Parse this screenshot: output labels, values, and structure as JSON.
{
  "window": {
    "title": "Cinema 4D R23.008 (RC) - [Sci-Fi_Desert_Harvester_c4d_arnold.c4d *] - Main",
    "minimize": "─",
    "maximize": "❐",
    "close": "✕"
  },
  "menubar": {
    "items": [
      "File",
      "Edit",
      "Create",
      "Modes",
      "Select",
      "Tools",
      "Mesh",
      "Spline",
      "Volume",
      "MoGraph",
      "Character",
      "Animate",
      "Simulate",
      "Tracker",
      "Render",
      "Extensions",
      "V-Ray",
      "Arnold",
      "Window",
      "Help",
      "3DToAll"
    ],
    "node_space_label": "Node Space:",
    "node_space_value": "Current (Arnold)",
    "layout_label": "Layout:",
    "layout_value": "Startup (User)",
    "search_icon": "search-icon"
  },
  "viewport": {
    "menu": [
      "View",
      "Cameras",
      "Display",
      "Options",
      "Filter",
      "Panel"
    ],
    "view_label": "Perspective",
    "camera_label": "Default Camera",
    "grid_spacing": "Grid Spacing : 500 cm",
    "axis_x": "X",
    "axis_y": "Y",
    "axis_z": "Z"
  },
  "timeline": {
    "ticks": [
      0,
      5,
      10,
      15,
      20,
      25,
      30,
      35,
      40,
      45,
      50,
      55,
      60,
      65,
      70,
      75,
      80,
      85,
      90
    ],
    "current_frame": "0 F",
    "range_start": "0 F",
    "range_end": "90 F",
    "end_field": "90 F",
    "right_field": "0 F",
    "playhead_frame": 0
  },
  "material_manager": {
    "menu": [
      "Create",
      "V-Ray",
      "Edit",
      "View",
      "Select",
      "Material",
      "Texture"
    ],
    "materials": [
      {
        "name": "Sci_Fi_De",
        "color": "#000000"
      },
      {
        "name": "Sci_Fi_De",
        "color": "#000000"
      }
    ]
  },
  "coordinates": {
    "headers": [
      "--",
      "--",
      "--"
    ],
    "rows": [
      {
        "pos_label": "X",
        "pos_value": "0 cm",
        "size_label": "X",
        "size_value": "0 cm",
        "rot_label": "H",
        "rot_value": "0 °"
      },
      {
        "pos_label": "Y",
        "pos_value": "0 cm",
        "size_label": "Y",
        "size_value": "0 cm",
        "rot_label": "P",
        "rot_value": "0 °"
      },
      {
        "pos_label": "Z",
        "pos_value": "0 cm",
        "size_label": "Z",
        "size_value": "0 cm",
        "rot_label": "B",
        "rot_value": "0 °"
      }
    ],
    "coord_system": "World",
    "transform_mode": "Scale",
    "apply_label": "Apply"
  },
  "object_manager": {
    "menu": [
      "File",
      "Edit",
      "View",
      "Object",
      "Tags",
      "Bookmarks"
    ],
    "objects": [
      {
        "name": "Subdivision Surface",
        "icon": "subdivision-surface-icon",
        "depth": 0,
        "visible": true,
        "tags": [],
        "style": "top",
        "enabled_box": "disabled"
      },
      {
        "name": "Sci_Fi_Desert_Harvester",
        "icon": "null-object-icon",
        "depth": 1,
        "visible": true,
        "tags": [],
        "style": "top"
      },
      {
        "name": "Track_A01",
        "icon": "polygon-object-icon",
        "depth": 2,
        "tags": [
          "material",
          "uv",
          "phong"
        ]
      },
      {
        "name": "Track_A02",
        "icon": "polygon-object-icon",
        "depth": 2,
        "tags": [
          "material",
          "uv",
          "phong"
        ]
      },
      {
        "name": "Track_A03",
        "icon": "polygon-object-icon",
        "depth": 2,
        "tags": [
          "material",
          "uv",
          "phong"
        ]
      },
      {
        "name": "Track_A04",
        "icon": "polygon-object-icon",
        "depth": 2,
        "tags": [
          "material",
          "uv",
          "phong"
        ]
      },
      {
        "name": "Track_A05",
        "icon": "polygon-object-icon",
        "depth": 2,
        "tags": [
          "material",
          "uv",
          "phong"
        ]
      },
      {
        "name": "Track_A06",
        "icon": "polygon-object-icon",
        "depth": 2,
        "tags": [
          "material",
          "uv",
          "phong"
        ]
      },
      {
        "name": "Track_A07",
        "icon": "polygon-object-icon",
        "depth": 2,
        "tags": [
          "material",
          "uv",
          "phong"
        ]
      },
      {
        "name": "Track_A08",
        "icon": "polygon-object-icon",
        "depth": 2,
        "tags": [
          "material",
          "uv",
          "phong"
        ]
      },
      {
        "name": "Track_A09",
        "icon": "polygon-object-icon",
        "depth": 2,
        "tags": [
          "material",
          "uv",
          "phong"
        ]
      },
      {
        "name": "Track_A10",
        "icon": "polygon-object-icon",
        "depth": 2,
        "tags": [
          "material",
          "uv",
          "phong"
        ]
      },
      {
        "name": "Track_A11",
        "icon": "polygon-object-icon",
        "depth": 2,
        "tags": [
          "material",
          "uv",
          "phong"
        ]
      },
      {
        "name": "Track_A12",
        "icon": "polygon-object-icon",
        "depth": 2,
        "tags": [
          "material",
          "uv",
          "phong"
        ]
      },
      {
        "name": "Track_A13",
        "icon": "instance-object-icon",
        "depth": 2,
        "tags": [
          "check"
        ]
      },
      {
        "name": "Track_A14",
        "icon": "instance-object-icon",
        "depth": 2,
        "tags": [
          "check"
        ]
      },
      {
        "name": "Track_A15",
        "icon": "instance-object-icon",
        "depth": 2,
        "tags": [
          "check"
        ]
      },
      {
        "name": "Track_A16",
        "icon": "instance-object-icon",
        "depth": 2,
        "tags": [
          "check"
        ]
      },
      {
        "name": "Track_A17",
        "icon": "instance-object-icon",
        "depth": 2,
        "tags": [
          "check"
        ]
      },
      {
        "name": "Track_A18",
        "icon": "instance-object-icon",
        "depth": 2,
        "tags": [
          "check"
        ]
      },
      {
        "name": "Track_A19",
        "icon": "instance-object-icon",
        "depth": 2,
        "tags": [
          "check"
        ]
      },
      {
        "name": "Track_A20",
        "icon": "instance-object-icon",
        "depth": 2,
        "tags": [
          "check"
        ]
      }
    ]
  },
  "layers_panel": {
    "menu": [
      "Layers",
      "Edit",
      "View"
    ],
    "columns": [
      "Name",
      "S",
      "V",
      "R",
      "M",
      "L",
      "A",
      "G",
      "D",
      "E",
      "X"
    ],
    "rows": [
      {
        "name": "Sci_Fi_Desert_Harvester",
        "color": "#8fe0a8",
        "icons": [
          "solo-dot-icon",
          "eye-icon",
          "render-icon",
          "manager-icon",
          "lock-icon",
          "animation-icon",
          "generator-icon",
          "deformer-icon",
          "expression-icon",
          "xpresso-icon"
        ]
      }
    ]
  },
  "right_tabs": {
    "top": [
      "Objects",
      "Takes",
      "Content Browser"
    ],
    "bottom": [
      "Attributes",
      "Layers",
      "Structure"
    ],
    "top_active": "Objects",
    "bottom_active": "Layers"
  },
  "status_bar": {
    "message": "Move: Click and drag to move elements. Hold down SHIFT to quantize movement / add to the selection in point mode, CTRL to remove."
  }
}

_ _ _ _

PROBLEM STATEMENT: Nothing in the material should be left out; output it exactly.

EXPECTED OUTPUT:
Parse this screenshot: output labels, values, and structure as JSON.
{
  "window": {
    "title": "Cinema 4D R23.008 (RC) - [Sci-Fi_Desert_Harvester_c4d_arnold.c4d *] - Main",
    "minimize": "─",
    "maximize": "❐",
    "close": "✕"
  },
  "menubar": {
    "items": [
      "File",
      "Edit",
      "Create",
      "Modes",
      "Select",
      "Tools",
      "Mesh",
      "Spline",
      "Volume",
      "MoGraph",
      "Character",
      "Animate",
      "Simulate",
      "Tracker",
      "Render",
      "Extensions",
      "V-Ray",
      "Arnold",
      "Window",
      "Help",
      "3DToAll"
    ],
    "node_space_label": "Node Space:",
    "node_space_value": "Current (Arnold)",
    "layout_label": "Layout:",
    "layout_value": "Startup (User)",
    "search_icon": "search-icon"
  },
  "viewport": {
    "menu": [
      "View",
      "Cameras",
      "Display",
      "Options",
      "Filter",
      "Panel"
    ],
    "view_label": "Perspective",
    "camera_label": "Default Camera",
    "grid_spacing": "Grid Spacing : 500 cm",
    "axis_x": "X",
    "axis_y": "Y",
    "axis_z": "Z"
  },
  "timeline": {
    "ticks": [
      0,
      5,
      10,
      15,
      20,
      25,
      30,
      35,
      40,
      45,
      50,
      55,
      60,
      65,
      70,
      75,
      80,
      85,
      90
    ],
    "current_frame": "0 F",
    "range_start": "0 F",
    "range_end": "90 F",
    "end_field": "90 F",
    "right_field": "0 F",
    "playhead_frame": 0
  },
  "material_manager": {
    "menu": [
      "Create",
      "V-Ray",
      "Edit",
      "View",
      "Select",
      "Material",
      "Texture"
    ],
    "materials": [
      {
        "name": "Sci_Fi_De",
        "color": "#000000"
      },
      {
        "name": "Sci_Fi_De",
        "color": "#000000"
      }
    ]
  },
  "coordinates": {
    "headers": [
      "--",
      "--",
      "--"
    ],
    "rows": [
      {
        "pos_label": "X",
        "pos_value": "0 cm",
        "size_label": "X",
        "size_value": "0 cm",
        "rot_label": "H",
        "rot_value": "0 °"
      },
      {
        "pos_label": "Y",
        "pos_value": "0 cm",
        "size_label": "Y",
        "size_value": "0 cm",
        "rot_label": "P",
        "rot_value": "0 °"
      },
      {
        "pos_label": "Z",
        "pos_value": "0 cm",
        "size_label": "Z",
        "size_value": "0 cm",
        "rot_label": "B",
        "rot_value": "0 °"
      }
    ],
    "coord_system": "World",
    "transform_mode": "Scale",
    "apply_label": "Apply"
  },
  "object_manager": {
    "menu": [
      "File",
      "Edit",
      "View",
      "Object",
      "Tags",
      "Bookmarks"
    ],
    "objects": [
      {
        "name": "Subdivision Surface",
        "icon": "subdivision-surface-icon",
        "depth": 0,
        "visible": true,
        "tags": [],
        "style": "top",
        "enabled_box": "disabled"
      },
      {
        "name": "Sci_Fi_Desert_Harvester",
        "icon": "null-object-icon",
        "depth": 1,
        "visible": true,
        "tags": [],
        "style": "top"
      },
      {
        "name": "Track_A01",
        "icon": "polygon-object-icon",
        "depth": 2,
        "tags": [
          "material",
          "uv",
          "phong"
        ]
      },
      {
        "name": "Track_A02",
        "icon": "polygon-object-icon",
        "depth": 2,
        "tags": [
          "material",
          "uv",
          "phong"
        ]
      },
      {
        "name": "Track_A03",
        "icon": "polygon-object-icon",
        "depth": 2,
        "tags": [
          "material",
          "uv",
          "phong"
        ]
      },
      {
        "name": "Track_A04",
        "icon": "polygon-object-icon",
        "depth": 2,
        "tags": [
          "material",
          "uv",
          "phong"
        ]
      },
      {
        "name": "Track_A05",
        "icon": "polygon-object-icon",
        "depth": 2,
        "tags": [
          "material",
          "uv",
          "phong"
        ]
      },
      {
        "name": "Track_A06",
        "icon": "polygon-object-icon",
        "depth": 2,
        "tags": [
          "material",
          "uv",
          "phong"
        ]
      },
      {
        "name": "Track_A07",
        "icon": "polygon-object-icon",
        "depth": 2,
        "tags": [
          "material",
          "uv",
          "phong"
        ]
      },
      {
        "name": "Track_A08",
        "icon": "polygon-object-icon",
        "depth": 2,
        "tags": [
          "material",
          "uv",
          "phong"
        ]
      },
      {
        "name": "Track_A09",
        "icon": "polygon-object-icon",
        "depth": 2,
        "tags": [
          "material",
          "uv",
          "phong"
        ]
      },
      {
        "name": "Track_A10",
        "icon": "polygon-object-icon",
        "depth": 2,
        "tags": [
          "material",
          "uv",
          "phong"
        ]
      },
      {
        "name": "Track_A11",
        "icon": "polygon-object-icon",
        "depth": 2,
        "tags": [
          "material",
          "uv",
          "phong"
        ]
      },
      {
        "name": "Track_A12",
        "icon": "polygon-object-icon",
        "depth": 2,
        "tags": [
          "material",
          "uv",
          "phong"
        ]
      },
      {
        "name": "Track_A13",
        "icon": "instance-object-icon",
        "depth": 2,
        "tags": [
          "check"
        ]
      },
      {
        "name": "Track_A14",
        "icon": "instance-object-icon",
        "depth": 2,
        "tags": [
          "check"
        ]
      },
      {
        "name": "Track_A15",
        "icon": "instance-object-icon",
        "depth": 2,
        "tags": [
          "check"
        ]
      },
      {
        "name": "Track_A16",
        "icon": "instance-object-icon",
        "depth": 2,
        "tags": [
          "check"
        ]
      },
      {
        "name": "Track_A17",
        "icon": "instance-object-icon",
        "depth": 2,
        "tags": [
          "check"
        ]
      },
      {
        "name": "Track_A18",
        "icon": "instance-object-icon",
        "depth": 2,
        "tags": [
          "check"
        ]
      },
      {
        "name": "Track_A19",
        "icon": "instance-object-icon",
        "depth": 2,
        "tags": [
          "check"
        ]
      },
      {
        "name": "Track_A20",
        "icon": "instance-object-icon",
        "depth": 2,
        "tags": [
          "check"
        ]
      }
    ]
  },
  "layers_panel": {
    "menu": [
      "Layers",
      "Edit",
      "View"
    ],
    "columns": [
      "Name",
      "S",
      "V",
      "R",
      "M",
      "L",
      "A",
      "G",
      "D",
      "E",
      "X"
    ],
    "rows": [
      {
        "name": "Sci_Fi_Desert_Harvester",
        "color": "#8fe0a8",
        "icons": [
          "solo-dot-icon",
          "eye-icon",
          "render-icon",
          "manager-icon",
          "lock-icon",
          "animation-icon",
          "generator-icon",
          "deformer-icon",
          "expression-icon",
          "xpresso-icon"
        ]
      }
    ]
  },
  "right_tabs": {
    "top": [
      "Objects",
      "Takes",
      "Content Browser"
    ],
    "bottom": [
      "Attributes",
      "Layers",
      "Structure"
    ],
    "top_active": "Objects",
    "bottom_active": "Layers"
  },
  "status_bar": {
    "message": "Move: Click and drag to move elements. Hold down SHIFT to quantize movement / add to the selection in point mode, CTRL to remove."
  }
}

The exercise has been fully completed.